Task description:
All that is asked is a faithful reproduction of the entries.

===== Given records =====

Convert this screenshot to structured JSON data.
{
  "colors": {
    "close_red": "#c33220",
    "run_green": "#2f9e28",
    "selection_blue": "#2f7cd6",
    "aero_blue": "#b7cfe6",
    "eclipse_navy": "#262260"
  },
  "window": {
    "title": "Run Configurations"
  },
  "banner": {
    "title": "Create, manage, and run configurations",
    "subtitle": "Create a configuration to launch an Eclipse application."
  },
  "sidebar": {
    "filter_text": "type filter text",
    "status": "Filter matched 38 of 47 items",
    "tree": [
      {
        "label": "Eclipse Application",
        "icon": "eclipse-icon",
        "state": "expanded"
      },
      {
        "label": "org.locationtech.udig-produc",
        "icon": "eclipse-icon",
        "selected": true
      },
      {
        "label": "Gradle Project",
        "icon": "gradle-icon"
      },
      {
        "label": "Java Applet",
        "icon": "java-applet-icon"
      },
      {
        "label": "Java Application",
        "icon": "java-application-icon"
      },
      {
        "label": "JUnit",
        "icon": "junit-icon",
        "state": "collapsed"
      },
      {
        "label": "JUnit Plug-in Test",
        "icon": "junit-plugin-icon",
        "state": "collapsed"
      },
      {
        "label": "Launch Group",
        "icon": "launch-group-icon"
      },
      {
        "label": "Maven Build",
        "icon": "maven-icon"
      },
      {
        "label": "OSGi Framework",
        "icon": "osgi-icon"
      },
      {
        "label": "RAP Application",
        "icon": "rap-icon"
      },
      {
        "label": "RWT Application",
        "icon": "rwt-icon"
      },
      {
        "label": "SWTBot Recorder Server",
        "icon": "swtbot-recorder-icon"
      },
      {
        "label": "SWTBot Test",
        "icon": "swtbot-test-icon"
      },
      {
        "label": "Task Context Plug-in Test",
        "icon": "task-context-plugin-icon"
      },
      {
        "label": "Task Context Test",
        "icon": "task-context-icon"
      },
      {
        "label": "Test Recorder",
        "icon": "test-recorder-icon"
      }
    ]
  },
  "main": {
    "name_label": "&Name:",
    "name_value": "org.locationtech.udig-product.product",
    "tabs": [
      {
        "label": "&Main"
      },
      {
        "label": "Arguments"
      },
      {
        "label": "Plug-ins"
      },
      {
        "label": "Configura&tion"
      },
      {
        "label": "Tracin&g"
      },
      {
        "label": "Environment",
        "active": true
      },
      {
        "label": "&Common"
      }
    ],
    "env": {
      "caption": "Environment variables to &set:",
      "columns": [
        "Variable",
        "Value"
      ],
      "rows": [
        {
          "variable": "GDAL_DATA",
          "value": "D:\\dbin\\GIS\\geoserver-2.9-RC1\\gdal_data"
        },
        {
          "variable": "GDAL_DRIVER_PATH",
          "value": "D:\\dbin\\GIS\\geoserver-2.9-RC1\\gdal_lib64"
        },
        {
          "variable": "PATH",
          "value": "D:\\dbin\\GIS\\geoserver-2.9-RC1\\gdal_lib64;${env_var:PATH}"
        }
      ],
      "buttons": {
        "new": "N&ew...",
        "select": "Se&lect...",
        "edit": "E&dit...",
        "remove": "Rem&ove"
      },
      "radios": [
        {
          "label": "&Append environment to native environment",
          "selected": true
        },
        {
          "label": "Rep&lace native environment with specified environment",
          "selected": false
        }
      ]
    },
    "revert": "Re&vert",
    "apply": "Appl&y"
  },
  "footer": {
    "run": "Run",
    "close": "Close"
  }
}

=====

Task output:
Convert this screenshot to structured JSON data.
{
  "colors": {
    "close_red": "#c33220",
    "run_green": "#2f9e28",
    "selection_blue": "#2f7cd6",
    "aero_blue": "#b7cfe6",
    "eclipse_navy": "#262260"
  },
  "window": {
    "title": "Run Configurations"
  },
  "banner": {
    "title": "Create, manage, and run configurations",
    "subtitle": "Create a configuration to launch an Eclipse application."
  },
  "sidebar": {
    "filter_text": "type filter text",
    "status": "Filter matched 38 of 47 items",
    "tree": [
      {
        "label": "Eclipse Application",
        "icon": "eclipse-icon",
        "state": "expanded"
      },
      {
        "label": "org.locationtech.udig-produc",
        "icon": "eclipse-icon",
        "selected": true
      },
      {
        "label": "Gradle Project",
        "icon": "gradle-icon"
      },
      {
        "label": "Java Applet",
        "icon": "java-applet-icon"
      },
      {
        "label": "Java Application",
        "icon": "java-application-icon"
      },
      {
        "label": "JUnit",
        "icon": "junit-icon",
        "state": "collapsed"
      },
      {
        "label": "JUnit Plug-in Test",
        "icon": "junit-plugin-icon",
        "state": "collapsed"
      },
      {
        "label": "Launch Group",
        "icon": "launch-group-icon"
      },
      {
        "label": "Maven Build",
        "icon": "maven-icon"
      },
      {
        "label": "OSGi Framework",
        "icon": "osgi-icon"
      },
      {
        "label": "RAP Application",
        "icon": "rap-icon"
      },
      {
        "label": "RWT Application",
        "icon": "rwt-icon"
      },
      {
        "label": "SWTBot Recorder Server",
        "icon": "swtbot-recorder-icon"
      },
      {
        "label": "SWTBot Test",
        "icon": "swtbot-test-icon"
      },
      {
        "label": "Task Context Plug-in Test",
        "icon": "task-context-plugin-icon"
      },
      {
        "label": "Task Context Test",
        "icon": "task-context-icon"
      },
      {
        "label": "Test Recorder",
        "icon": "test-recorder-icon"
      }
    ]
  },
  "main": {
    "name_label": "&Name:",
    "name_value": "org.locationtech.udig-product.product",
    "tabs": [
      {
        "label": "&Main"
      },
      {
        "label": "Arguments"
      },
      {
        "label": "Plug-ins"
      },
      {
        "label": "Configura&tion"
      },
      {
        "label": "Tracin&g"
      },
      {
        "label": "Environment",
        "active": true
      },
      {
        "label": "&Common"
      }
    ],
    "env": {
      "caption": "Environment variables to &set:",
      "columns": [
        "Variable",
        "Value"
      ],
      "rows": [
        {
          "variable": "GDAL_DATA",
          "value": "D:\\dbin\\GIS\\geoserver-2.9-RC1\\gdal_data"
        },
        {
          "variable": "GDAL_DRIVER_PATH",
          "value": "D:\\dbin\\GIS\\geoserver-2.9-RC1\\gdal_lib64"
        },
        {
          "variable": "PATH",
          "value": "D:\\dbin\\GIS\\geoserver-2.9-RC1\\gdal_lib64;${env_var:PATH}"
        }
      ],
      "buttons": {
        "new": "N&ew...",
        "select": "Se&lect...",
        "edit": "E&dit...",
        "remove": "Rem&ove"
      },
      "radios": [
        {
          "label": "&Append environment to native environment",
          "selected": true
        },
        {
          "label": "Rep&lace native environment with specified environment",
          "selected": false
        }
      ]
    },
    "revert": "Re&vert",
    "apply": "Appl&y"
  },
  "footer": {
    "run": "Run",
    "close": "Close"
  }
}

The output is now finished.